1815-1834

When my friend left me, I set to work and wrote the first chapter or two. Up to this time I had continued that practice of castle-building of which I have spoken; but now the castle I built was among the ruins of that old house. The book, however, hung with me. It was only now and then that I found either time or energy for a few pages. I commenced the book in September, 1843, and had only written a volume when I was married in June, 1844.

should be kept in view as to every character and every string of action. Your Achilles should all through, from beginning to end, be impatient, fiery, ruthless, keen.” Your Achilles, such as he is, will probably keep up his character. But your Davus also should be always Davus, and that is more difficult. The rustic driving his pigs to market cannot always make them travel by the exact path which he has intended for them. When some young lady at the end of a story cannot be made quite perfect in her conduct, that vivid description of angelic purity with which you laid the first lines of her portrait should be slightly toned down. I had felt that the rushing mode of publication to which the system of serial stories had given rise, and by which small parts as they were written were sent hot to the press, was injurious to the work done. If I now complied with the proposition made to me, I must act against my own principle. But such a principle becomes a tyrant if it cannot be superseded on a just occasion. If the reason be tanti,” the principle should for the occasion be put in abeyance. I sat as judge, and decreed that the present reason was tanti.” On this my first attempt at a serial story, I thought it fit to break my own rule. I can say, however, that I have never broken it since.

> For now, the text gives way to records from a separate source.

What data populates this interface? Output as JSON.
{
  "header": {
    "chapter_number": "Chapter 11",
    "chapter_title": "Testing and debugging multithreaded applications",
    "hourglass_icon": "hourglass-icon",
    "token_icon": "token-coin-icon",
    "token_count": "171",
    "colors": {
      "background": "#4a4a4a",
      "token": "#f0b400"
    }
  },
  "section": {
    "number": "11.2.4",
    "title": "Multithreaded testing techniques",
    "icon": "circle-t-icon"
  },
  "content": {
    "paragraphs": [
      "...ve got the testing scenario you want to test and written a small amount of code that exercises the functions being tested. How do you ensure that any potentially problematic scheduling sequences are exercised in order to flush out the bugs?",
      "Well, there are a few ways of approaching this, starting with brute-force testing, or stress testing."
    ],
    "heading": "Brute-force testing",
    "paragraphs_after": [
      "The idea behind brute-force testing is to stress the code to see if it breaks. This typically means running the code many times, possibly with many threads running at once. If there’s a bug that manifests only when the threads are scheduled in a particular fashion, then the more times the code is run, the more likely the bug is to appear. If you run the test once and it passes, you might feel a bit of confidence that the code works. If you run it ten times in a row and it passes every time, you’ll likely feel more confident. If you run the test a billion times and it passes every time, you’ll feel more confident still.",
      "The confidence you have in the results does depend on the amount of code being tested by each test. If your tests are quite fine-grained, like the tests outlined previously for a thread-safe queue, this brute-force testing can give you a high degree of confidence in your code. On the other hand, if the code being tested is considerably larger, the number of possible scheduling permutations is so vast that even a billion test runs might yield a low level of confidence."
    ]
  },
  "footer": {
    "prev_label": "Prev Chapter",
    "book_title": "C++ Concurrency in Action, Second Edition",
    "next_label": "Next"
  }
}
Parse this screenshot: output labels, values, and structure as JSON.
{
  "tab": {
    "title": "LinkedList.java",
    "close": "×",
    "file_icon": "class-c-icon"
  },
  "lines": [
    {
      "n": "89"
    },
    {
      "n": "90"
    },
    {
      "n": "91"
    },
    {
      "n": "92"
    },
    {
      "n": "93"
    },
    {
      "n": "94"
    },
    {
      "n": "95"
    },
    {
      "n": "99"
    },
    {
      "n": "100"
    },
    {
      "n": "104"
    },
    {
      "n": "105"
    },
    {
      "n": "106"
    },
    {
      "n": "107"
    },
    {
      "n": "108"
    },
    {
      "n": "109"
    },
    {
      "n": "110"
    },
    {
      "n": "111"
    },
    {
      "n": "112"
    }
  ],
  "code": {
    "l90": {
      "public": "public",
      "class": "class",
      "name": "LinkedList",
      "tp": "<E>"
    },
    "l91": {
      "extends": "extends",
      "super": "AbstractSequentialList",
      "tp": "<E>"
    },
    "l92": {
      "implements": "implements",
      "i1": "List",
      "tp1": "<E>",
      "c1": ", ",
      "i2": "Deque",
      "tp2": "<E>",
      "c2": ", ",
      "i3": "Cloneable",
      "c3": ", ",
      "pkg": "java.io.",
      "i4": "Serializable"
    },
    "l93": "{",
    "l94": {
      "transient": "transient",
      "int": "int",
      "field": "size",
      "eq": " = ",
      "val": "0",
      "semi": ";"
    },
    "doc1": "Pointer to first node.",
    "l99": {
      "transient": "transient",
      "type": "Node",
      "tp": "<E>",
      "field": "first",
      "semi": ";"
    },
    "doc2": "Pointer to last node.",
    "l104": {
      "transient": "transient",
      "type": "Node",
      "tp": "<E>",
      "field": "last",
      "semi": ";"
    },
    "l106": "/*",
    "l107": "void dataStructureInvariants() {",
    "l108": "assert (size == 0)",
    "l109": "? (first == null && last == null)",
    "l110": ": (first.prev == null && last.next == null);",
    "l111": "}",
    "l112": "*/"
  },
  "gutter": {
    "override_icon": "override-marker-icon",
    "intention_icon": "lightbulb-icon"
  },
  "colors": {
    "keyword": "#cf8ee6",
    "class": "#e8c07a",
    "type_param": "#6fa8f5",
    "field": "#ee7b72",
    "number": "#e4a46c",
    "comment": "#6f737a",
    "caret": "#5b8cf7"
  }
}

And then a certain other phase of my private life crept into official view, and did me a damage. As I shall explain just now, I rarely at this time had any money wherewith to pay my bills. In this state of things a certain tailor had taken from me an acceptance for, I think, £12, which found its way into the hands of a money-lender. With that man, who lived in a little street near Mecklenburgh Square, I formed a most heart-rending but a most intimate acquaintance. In cash I once received from him £4. For that and for the original amount of the tailor’s bill, which grew monstrously under repeated renewals, I paid ultimately something over £200. That is so common a story as to be hardly worth the telling; but the peculiarity of this man was that he became so attached to me as to visit me every day at my office. For a long period he found it to be worth his while to walk up those stone steps daily, and come and stand behind my chair, whispering to me always the same words: Now I wish you would be punctual. If you only would be punctual, I should like you to have anything you want.” He was a little, clean, old man, who always wore a high starched white cravat inside of which he had a habit of twisting his chin as he uttered his caution. When I remember the constant persistency of his visits, I cannot but feel that he was paid very badly for his time and trouble. Those visits were very terrible, and can have hardly been of service to me in the office.

The American Postal Treaty — The Question 0f Copyright with America — Four More Novels


RELATED ARTICLES

Copyrightchina(cn)ding ding Technical support ding ding
HostGlobal News Network Co operationChina(CN) CopyrightGlobal News Network
Document